Does anybody besides Federal Reserve Board Chairman Ben Bernanke really believe the U.S. economy is not suffering from increasingly serious inflation?
Bernanke — like the rest of us — has seen soaring prices for precious metals, base metals, gasoline, diesel fuel, crude oil, and corn, wheat, and other foodstuffs. He has seen big increases in the nation’s Producer Price Index and a record high in the United Nations Food Price Index, up about 25 percent in the past year.
And through it all he has played down the dangers of inflation.

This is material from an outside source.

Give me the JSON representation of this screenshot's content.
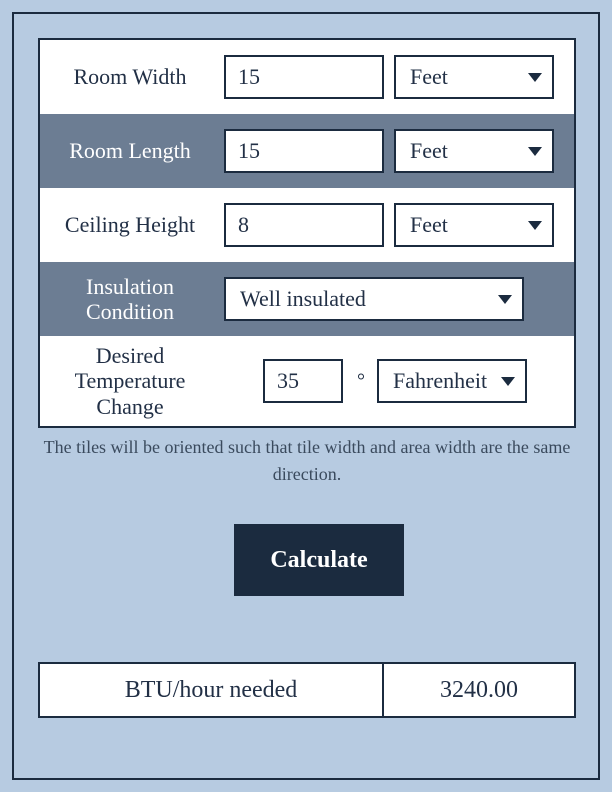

I wonder what he’s thinking now that even the cost to produce money has soared. By money, I mean the kind we can hold in our hands and slip into and out of our wallets and purses, the kind that really is printed, not the magical money that exists only as a series of zeroes after whatever digits Bernanke puts into a computer for whichever banks he smiles on at the moment.
No, I mean real money. Well, as real as money backed by nothing but government promises can be.
Some economists have watched with a mix of horror and bemusement at the trillions of dollars the Federal Reserve has created since 2008. They have warned the flood of money would eventually cause the prices of goods and services to climb.
They have warned, in other words, the value of the dollar would fall, forcing people to spend more dollars to buy the same amount of goods and services.
How richly ironic, then, that the government has announced the cost to print dollar bills has climbed more than 50 percent since 2008. The reason? Dollar bills contain cotton fiber, and prices for cotton have soared along with the prices of so many other items.
Now that it takes more dollars for the government to print more dollars, do Bernanke and other government leaders finally see the inflation they’ve caused?
Economist Mark Thornton of the Mises Institute sees it. Here’s what he recently wrote in FIRE (Finance, Insurance & Real Estate) Policy News, a publication I edit:
“The Fed has the power of the printing press, which means it can buy assets simply by changing a bank’s account using electronic entries. Money created out of thin air eventually works its way into the economy, and we have ‘too much money chasing too few goods.’ The result is higher prices for you and me.”
And, apparently, higher prices for our printers of paper money.
The U.S. Bureau of Printing and Engraving recently reported it produced 6.4 billion currency notes last year at a cost of 9.6 cents each for paper and printing. The Bureau noted it cost 6.4 cents a note in 2008, barely changed from the cost in 2007.
Our national government has gone to great lengths over the years to deceive us. It’s changed the way it measures inflation, taking out items such as food and energy costs to focus on “core inflation,” which usually makes inflation look lower than it really is. It has changed the way it counts the unemployed to make unemployment look lower than it really is.
We have come to expect government officials to deceive us. But how much more evidence do they need before they stop deceiving themselves?
Steve Stanek is a research fellow of The Heartland Institute and managing editor of FIRE Policy News.